[Data to process Boundary: Start]
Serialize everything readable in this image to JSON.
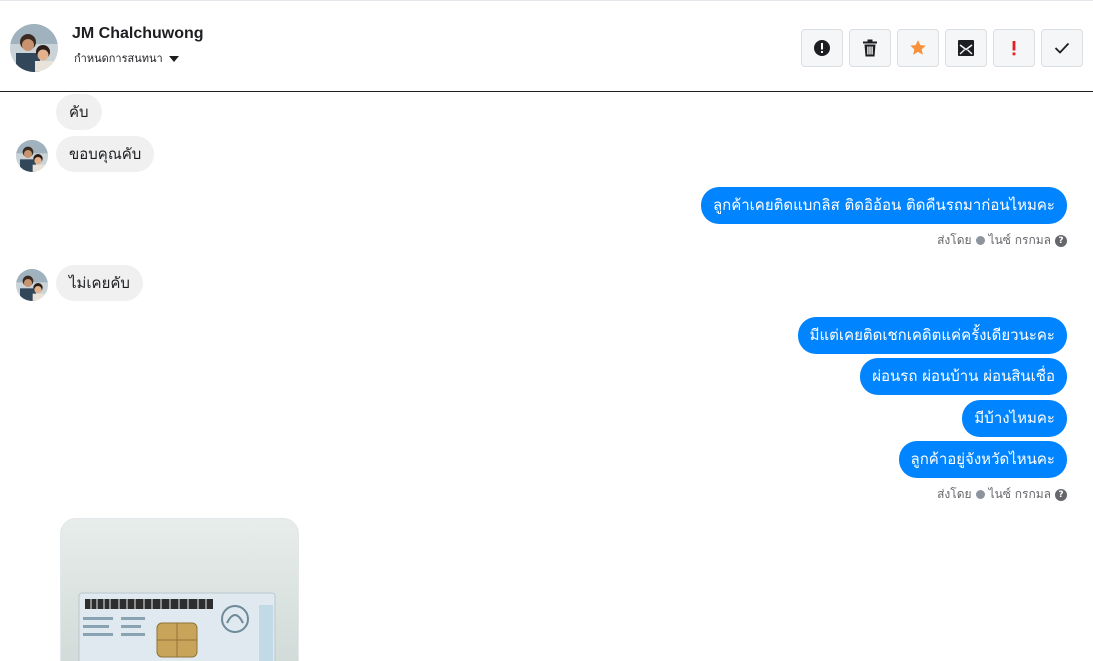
{
  "header": {
    "contact_name": "JM Chalchuwong",
    "assign_label": "กำหนดการสนทนา",
    "toolbar": [
      {
        "icon": "spam-alert-icon",
        "color": "#1c1e21"
      },
      {
        "icon": "trash-icon",
        "color": "#1c1e21"
      },
      {
        "icon": "star-icon",
        "color": "#f7923a"
      },
      {
        "icon": "mark-unread-icon",
        "color": "#1c1e21"
      },
      {
        "icon": "follow-up-icon",
        "color": "#e02020"
      },
      {
        "icon": "done-check-icon",
        "color": "#1c1e21"
      }
    ]
  },
  "messages": [
    {
      "side": "in",
      "text": "คับ",
      "avatar": false
    },
    {
      "side": "in",
      "text": "ขอบคุณคับ",
      "avatar": true
    },
    {
      "side": "out",
      "text": "ลูกค้าเคยติดแบกลิส ติดอิอ้อน ติดคืนรถมาก่อนไหมคะ"
    },
    {
      "side": "in",
      "text": "ไม่เคยคับ",
      "avatar": true
    },
    {
      "side": "out",
      "text": "มีแต่เคยติดเชกเคดิตแค่ครั้งเดียวนะคะ"
    },
    {
      "side": "out",
      "text": "ผ่อนรถ ผ่อนบ้าน ผ่อนสินเชื่อ"
    },
    {
      "side": "out",
      "text": "มีบ้างไหมคะ"
    },
    {
      "side": "out",
      "text": "ลูกค้าอยู่จังหวัดไหนคะ"
    }
  ],
  "sent_by": {
    "prefix": "ส่งโดย",
    "agent": "ไนซ์ กรกมล",
    "help": "?"
  },
  "colors": {
    "outgoing_bubble": "#0084ff",
    "incoming_bubble": "#f0f0f0"
  }
}
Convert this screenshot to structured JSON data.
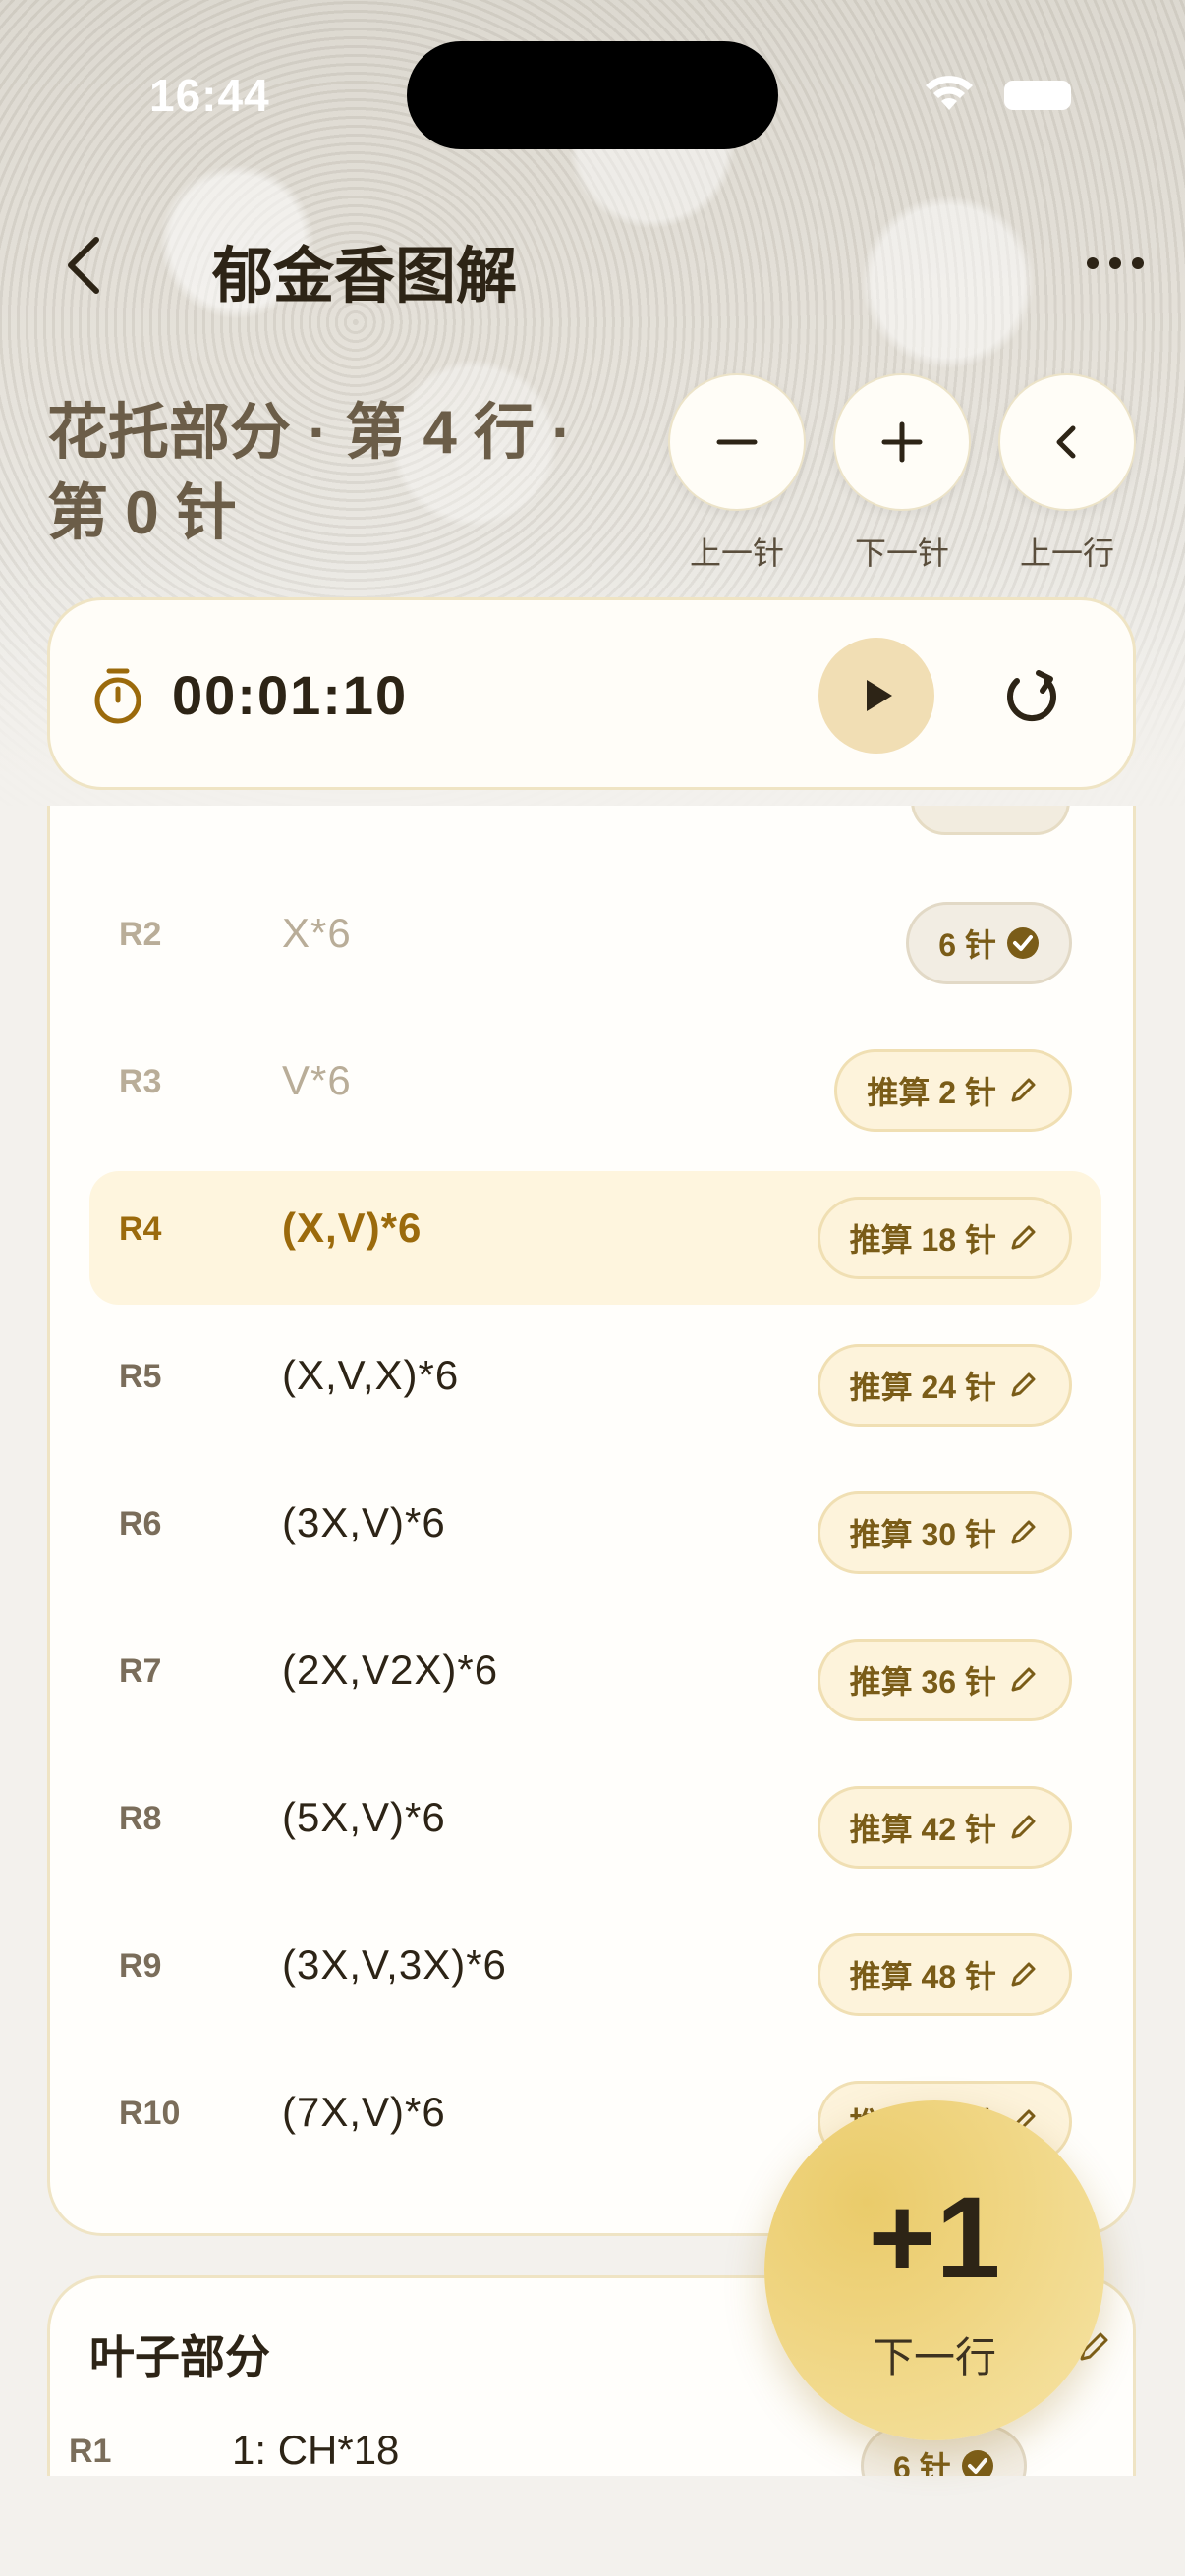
{
  "status_bar": {
    "time": "16:44"
  },
  "header": {
    "title": "郁金香图解"
  },
  "progress": {
    "title": "花托部分 · 第 4 行 · 第 0 针"
  },
  "controls": [
    {
      "label": "上一针",
      "icon": "minus-icon"
    },
    {
      "label": "下一针",
      "icon": "plus-icon"
    },
    {
      "label": "上一行",
      "icon": "chevron-left-icon"
    }
  ],
  "timer": {
    "value": "00:01:10",
    "play_icon": "play-icon",
    "reset_icon": "reset-icon"
  },
  "rows": [
    {
      "label": "R2",
      "pattern": "X*6",
      "chip": "6 针",
      "state": "done"
    },
    {
      "label": "R3",
      "pattern": "V*6",
      "chip": "推算 2 针",
      "state": "done-pending"
    },
    {
      "label": "R4",
      "pattern": "(X,V)*6",
      "chip": "推算 18 针",
      "state": "active"
    },
    {
      "label": "R5",
      "pattern": "(X,V,X)*6",
      "chip": "推算 24 针",
      "state": "todo"
    },
    {
      "label": "R6",
      "pattern": "(3X,V)*6",
      "chip": "推算 30 针",
      "state": "todo"
    },
    {
      "label": "R7",
      "pattern": "(2X,V2X)*6",
      "chip": "推算 36 针",
      "state": "todo"
    },
    {
      "label": "R8",
      "pattern": "(5X,V)*6",
      "chip": "推算 42 针",
      "state": "todo"
    },
    {
      "label": "R9",
      "pattern": "(3X,V,3X)*6",
      "chip": "推算 48 针",
      "state": "todo"
    },
    {
      "label": "R10",
      "pattern": "(7X,V)*6",
      "chip": "推算 54 针",
      "state": "todo"
    }
  ],
  "leaf_section": {
    "title": "叶子部分",
    "row": {
      "label": "R1",
      "pattern": "1: CH*18",
      "chip": "6 针"
    }
  },
  "fab": {
    "value": "+1",
    "label": "下一行"
  },
  "colors": {
    "accent": "#f0d684",
    "active_row": "#fef5de",
    "chip_bg": "#fdf3db",
    "active_text": "#9b6a0c"
  }
}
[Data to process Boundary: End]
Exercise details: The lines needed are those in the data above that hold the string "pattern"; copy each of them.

Exercise output:
      "pattern": "X*6",
      "pattern": "V*6",
      "pattern": "(X,V)*6",
      "pattern": "(X,V,X)*6",
      "pattern": "(3X,V)*6",
      "pattern": "(2X,V2X)*6",
      "pattern": "(5X,V)*6",
      "pattern": "(3X,V,3X)*6",
      "pattern": "(7X,V)*6",
      "pattern": "1: CH*18",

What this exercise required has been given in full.